[Opening Data for this task section]
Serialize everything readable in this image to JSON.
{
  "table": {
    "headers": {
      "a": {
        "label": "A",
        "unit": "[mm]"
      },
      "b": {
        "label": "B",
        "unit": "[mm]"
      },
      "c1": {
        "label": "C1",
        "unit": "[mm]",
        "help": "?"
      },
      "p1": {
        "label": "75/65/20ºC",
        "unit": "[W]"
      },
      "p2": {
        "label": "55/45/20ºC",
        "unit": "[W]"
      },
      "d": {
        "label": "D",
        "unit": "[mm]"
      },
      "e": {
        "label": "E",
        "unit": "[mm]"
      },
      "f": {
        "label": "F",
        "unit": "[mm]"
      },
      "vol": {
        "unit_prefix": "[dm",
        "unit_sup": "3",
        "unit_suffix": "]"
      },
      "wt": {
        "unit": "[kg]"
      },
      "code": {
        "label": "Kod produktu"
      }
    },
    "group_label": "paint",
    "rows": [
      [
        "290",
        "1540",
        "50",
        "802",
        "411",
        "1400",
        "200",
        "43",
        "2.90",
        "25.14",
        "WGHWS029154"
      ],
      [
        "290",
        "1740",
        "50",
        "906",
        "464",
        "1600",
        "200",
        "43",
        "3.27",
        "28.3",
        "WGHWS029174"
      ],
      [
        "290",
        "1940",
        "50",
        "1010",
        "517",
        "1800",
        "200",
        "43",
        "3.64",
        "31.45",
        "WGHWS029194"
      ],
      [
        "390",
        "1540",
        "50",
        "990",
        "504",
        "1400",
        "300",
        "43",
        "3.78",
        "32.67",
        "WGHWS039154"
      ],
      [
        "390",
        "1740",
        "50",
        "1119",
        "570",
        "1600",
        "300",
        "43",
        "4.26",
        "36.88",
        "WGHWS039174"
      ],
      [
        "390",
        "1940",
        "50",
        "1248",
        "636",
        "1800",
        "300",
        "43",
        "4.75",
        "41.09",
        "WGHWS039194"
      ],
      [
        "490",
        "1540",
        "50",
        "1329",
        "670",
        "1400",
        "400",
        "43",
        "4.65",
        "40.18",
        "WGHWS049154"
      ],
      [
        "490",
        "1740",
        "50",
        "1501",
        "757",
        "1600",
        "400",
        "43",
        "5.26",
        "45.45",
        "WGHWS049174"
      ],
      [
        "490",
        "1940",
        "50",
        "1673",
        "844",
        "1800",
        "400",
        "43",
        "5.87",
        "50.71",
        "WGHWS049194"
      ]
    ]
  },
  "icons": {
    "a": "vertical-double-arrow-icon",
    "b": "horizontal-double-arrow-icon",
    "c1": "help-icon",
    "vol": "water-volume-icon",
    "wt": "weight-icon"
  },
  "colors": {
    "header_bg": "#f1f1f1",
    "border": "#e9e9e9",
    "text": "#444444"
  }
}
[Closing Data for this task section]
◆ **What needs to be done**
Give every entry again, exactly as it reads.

◆ **Solution**
Serialize everything readable in this image to JSON.
{
  "table": {
    "headers": {
      "a": {
        "label": "A",
        "unit": "[mm]"
      },
      "b": {
        "label": "B",
        "unit": "[mm]"
      },
      "c1": {
        "label": "C1",
        "unit": "[mm]",
        "help": "?"
      },
      "p1": {
        "label": "75/65/20ºC",
        "unit": "[W]"
      },
      "p2": {
        "label": "55/45/20ºC",
        "unit": "[W]"
      },
      "d": {
        "label": "D",
        "unit": "[mm]"
      },
      "e": {
        "label": "E",
        "unit": "[mm]"
      },
      "f": {
        "label": "F",
        "unit": "[mm]"
      },
      "vol": {
        "unit_prefix": "[dm",
        "unit_sup": "3",
        "unit_suffix": "]"
      },
      "wt": {
        "unit": "[kg]"
      },
      "code": {
        "label": "Kod produktu"
      }
    },
    "group_label": "paint",
    "rows": [
      [
        "290",
        "1540",
        "50",
        "802",
        "411",
        "1400",
        "200",
        "43",
        "2.90",
        "25.14",
        "WGHWS029154"
      ],
      [
        "290",
        "1740",
        "50",
        "906",
        "464",
        "1600",
        "200",
        "43",
        "3.27",
        "28.3",
        "WGHWS029174"
      ],
      [
        "290",
        "1940",
        "50",
        "1010",
        "517",
        "1800",
        "200",
        "43",
        "3.64",
        "31.45",
        "WGHWS029194"
      ],
      [
        "390",
        "1540",
        "50",
        "990",
        "504",
        "1400",
        "300",
        "43",
        "3.78",
        "32.67",
        "WGHWS039154"
      ],
      [
        "390",
        "1740",
        "50",
        "1119",
        "570",
        "1600",
        "300",
        "43",
        "4.26",
        "36.88",
        "WGHWS039174"
      ],
      [
        "390",
        "1940",
        "50",
        "1248",
        "636",
        "1800",
        "300",
        "43",
        "4.75",
        "41.09",
        "WGHWS039194"
      ],
      [
        "490",
        "1540",
        "50",
        "1329",
        "670",
        "1400",
        "400",
        "43",
        "4.65",
        "40.18",
        "WGHWS049154"
      ],
      [
        "490",
        "1740",
        "50",
        "1501",
        "757",
        "1600",
        "400",
        "43",
        "5.26",
        "45.45",
        "WGHWS049174"
      ],
      [
        "490",
        "1940",
        "50",
        "1673",
        "844",
        "1800",
        "400",
        "43",
        "5.87",
        "50.71",
        "WGHWS049194"
      ]
    ]
  },
  "icons": {
    "a": "vertical-double-arrow-icon",
    "b": "horizontal-double-arrow-icon",
    "c1": "help-icon",
    "vol": "water-volume-icon",
    "wt": "weight-icon"
  },
  "colors": {
    "header_bg": "#f1f1f1",
    "border": "#e9e9e9",
    "text": "#444444"
  }
}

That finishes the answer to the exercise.